Please copy out every line in the records below that includes the word "subtitle".

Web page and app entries
━━━━

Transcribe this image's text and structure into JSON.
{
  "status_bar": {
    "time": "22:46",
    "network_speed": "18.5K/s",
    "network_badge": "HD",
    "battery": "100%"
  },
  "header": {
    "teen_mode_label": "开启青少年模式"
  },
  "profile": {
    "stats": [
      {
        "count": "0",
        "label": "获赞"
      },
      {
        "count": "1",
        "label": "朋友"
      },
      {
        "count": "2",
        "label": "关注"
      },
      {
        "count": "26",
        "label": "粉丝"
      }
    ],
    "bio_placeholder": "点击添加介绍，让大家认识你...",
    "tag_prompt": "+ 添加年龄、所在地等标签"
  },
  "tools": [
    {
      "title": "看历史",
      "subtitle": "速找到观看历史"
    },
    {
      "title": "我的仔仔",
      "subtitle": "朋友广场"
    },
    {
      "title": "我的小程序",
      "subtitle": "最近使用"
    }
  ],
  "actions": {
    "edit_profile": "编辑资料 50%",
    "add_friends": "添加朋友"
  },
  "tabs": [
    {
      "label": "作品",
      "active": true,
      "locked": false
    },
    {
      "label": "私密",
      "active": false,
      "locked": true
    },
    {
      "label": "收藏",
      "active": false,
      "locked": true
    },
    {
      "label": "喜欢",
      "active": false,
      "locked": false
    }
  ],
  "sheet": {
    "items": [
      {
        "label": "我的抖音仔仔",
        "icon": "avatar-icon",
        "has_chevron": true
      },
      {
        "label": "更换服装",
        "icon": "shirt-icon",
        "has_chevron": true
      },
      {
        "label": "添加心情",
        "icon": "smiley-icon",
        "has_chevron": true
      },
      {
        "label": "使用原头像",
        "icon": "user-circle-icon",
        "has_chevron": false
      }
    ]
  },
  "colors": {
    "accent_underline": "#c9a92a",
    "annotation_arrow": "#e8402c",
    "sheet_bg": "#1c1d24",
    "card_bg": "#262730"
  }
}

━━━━

Completed task:
      "subtitle": "速找到观看历史"
      "subtitle": "朋友广场"
      "subtitle": "最近使用"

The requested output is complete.